The Report flags certain behaviour which may damage competition in the sector, including use of loyalty programmes (which we have written about previously), disclosing sensitive commercial information via industry announcements and conduct which seeks to prevent a competitor from entering, expanding, or effectively competing (see Figure 1 below). In particular, the following practices were singled out:
- capacity dumping, where capacity is increased beyond expected demand, outside of normal competitive processes. This conduct can be anticompetitive especially if done in a matter that harms rivals’ abilities to compete;
- predatory pricing, where airlines offer airfares below cost for the purpose, or with the effect or likely effect, of substantially lessening competition. While in some cases airfares below cost may result in competitors exiting the market, leaving consumers with higher fares and less choice in the future, on the other hand below-cost airfares may be used to entice consumers and stimulate demand; and
- hoarding of airport slots, where airlines schedule flights for the purpose of retaining a take-off and landing slot with no intention of operating the flight, and then cancelling the flight close to its scheduled departure time. This conduct can raise concerns if it has the purpose, effect or likely effect of substantially lessening competition by preventing a competitor from accessing those slots.
The ACCC also appears to be taking an interest in the acquisition of market shares by dominant participants in the domestic air passenger services market. We also expect the ACCC to continue to take an interest in the acquisition of stakes by dominant participants in smaller airline operations. As recently as February 2019, Qantas’ acquisition of a 19.9% interest in Alliance airlines in February 2019 drew the ACCC’s attention for its potential to substantially lessen competition.
The ACCC will publish its second report in the next quarter, at which point it will have obtained further insight into the state of domestic air travel in Australia. As domestic air travel recovers in line with easing travel restrictions we will watch with interest as the ACCC engages with potential competition concerns in the sector.

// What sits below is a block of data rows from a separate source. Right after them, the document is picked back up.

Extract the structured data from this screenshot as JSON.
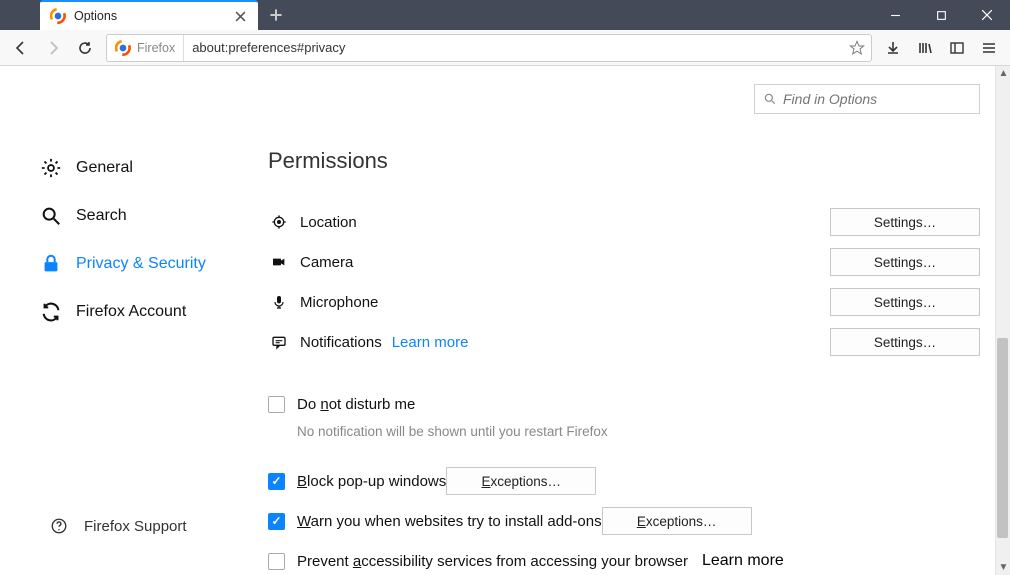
{
  "window": {
    "tab_title": "Options"
  },
  "urlbar": {
    "identity_label": "Firefox",
    "url": "about:preferences#privacy"
  },
  "search": {
    "placeholder": "Find in Options"
  },
  "sidebar": {
    "items": [
      {
        "label": "General"
      },
      {
        "label": "Search"
      },
      {
        "label": "Privacy & Security"
      },
      {
        "label": "Firefox Account"
      }
    ],
    "support": "Firefox Support"
  },
  "heading": "Permissions",
  "permissions": [
    {
      "label": "Location",
      "button": "Settings…"
    },
    {
      "label": "Camera",
      "button": "Settings…"
    },
    {
      "label": "Microphone",
      "button": "Settings…"
    },
    {
      "label": "Notifications",
      "button": "Settings…",
      "learn": "Learn more"
    }
  ],
  "checks": {
    "dnd_label": "Do not disturb me",
    "dnd_hint": "No notification will be shown until you restart Firefox",
    "popup_label": "Block pop-up windows",
    "addons_label": "Warn you when websites try to install add-ons",
    "a11y_label": "Prevent accessibility services from accessing your browser",
    "a11y_learn": "Learn more",
    "exceptions": "Exceptions…"
  }
}
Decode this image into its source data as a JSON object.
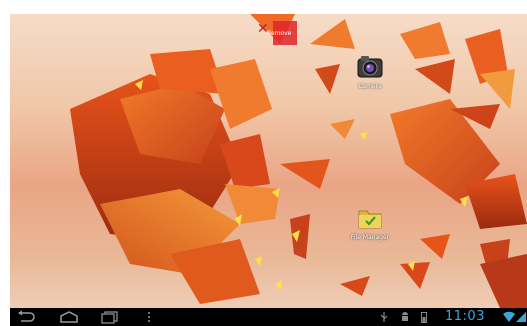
{
  "remove_target": {
    "label": "Remove"
  },
  "desktop": {
    "icons": [
      {
        "id": "camera",
        "label": "Camera",
        "icon": "camera-icon"
      },
      {
        "id": "file-manager",
        "label": "File Manager",
        "icon": "folder-icon"
      }
    ]
  },
  "system_bar": {
    "buttons": [
      "back-icon",
      "home-icon",
      "recent-apps-icon",
      "menu-icon"
    ],
    "status_icons": [
      "usb-icon",
      "android-debug-icon",
      "battery-icon",
      "wifi-icon",
      "signal-icon"
    ],
    "time": "11:03"
  },
  "colors": {
    "clock": "#3aa6d9",
    "remove_target": "#e2232a",
    "shard_primary": "#e8531a",
    "wallpaper_sky": "#f0c7a8"
  }
}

Figure 1 – ACCC, ‘Airline competition in Australia’, Report, September 2020 at 12.